Try it:
Set down every entry again exactly as it stands below.

Material supplied:
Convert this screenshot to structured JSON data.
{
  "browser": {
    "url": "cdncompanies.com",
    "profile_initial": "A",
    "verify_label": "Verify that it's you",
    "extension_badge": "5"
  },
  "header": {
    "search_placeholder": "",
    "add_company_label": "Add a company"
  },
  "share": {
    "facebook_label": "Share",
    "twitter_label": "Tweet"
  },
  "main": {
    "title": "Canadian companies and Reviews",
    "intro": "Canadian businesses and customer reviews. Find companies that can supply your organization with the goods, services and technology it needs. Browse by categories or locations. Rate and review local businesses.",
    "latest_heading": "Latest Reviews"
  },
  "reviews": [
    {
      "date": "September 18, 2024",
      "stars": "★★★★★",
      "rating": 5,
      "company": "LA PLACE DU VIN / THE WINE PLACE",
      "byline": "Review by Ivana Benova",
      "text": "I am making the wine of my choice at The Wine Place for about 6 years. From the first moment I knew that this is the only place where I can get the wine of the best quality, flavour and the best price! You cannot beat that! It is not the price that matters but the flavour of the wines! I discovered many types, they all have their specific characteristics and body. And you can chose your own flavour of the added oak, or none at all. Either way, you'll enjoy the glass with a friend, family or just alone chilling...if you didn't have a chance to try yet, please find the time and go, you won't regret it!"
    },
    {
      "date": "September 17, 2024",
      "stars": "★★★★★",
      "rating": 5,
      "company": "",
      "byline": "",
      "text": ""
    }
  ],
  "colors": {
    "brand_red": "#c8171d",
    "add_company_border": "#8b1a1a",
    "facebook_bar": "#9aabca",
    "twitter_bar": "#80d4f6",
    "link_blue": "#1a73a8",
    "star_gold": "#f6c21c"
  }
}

Your response:
Convert this screenshot to structured JSON data.
{
  "browser": {
    "url": "cdncompanies.com",
    "profile_initial": "A",
    "verify_label": "Verify that it's you",
    "extension_badge": "5"
  },
  "header": {
    "search_placeholder": "",
    "add_company_label": "Add a company"
  },
  "share": {
    "facebook_label": "Share",
    "twitter_label": "Tweet"
  },
  "main": {
    "title": "Canadian companies and Reviews",
    "intro": "Canadian businesses and customer reviews. Find companies that can supply your organization with the goods, services and technology it needs. Browse by categories or locations. Rate and review local businesses.",
    "latest_heading": "Latest Reviews"
  },
  "reviews": [
    {
      "date": "September 18, 2024",
      "stars": "★★★★★",
      "rating": 5,
      "company": "LA PLACE DU VIN / THE WINE PLACE",
      "byline": "Review by Ivana Benova",
      "text": "I am making the wine of my choice at The Wine Place for about 6 years. From the first moment I knew that this is the only place where I can get the wine of the best quality, flavour and the best price! You cannot beat that! It is not the price that matters but the flavour of the wines! I discovered many types, they all have their specific characteristics and body. And you can chose your own flavour of the added oak, or none at all. Either way, you'll enjoy the glass with a friend, family or just alone chilling...if you didn't have a chance to try yet, please find the time and go, you won't regret it!"
    },
    {
      "date": "September 17, 2024",
      "stars": "★★★★★",
      "rating": 5,
      "company": "",
      "byline": "",
      "text": ""
    }
  ],
  "colors": {
    "brand_red": "#c8171d",
    "add_company_border": "#8b1a1a",
    "facebook_bar": "#9aabca",
    "twitter_bar": "#80d4f6",
    "link_blue": "#1a73a8",
    "star_gold": "#f6c21c"
  }
}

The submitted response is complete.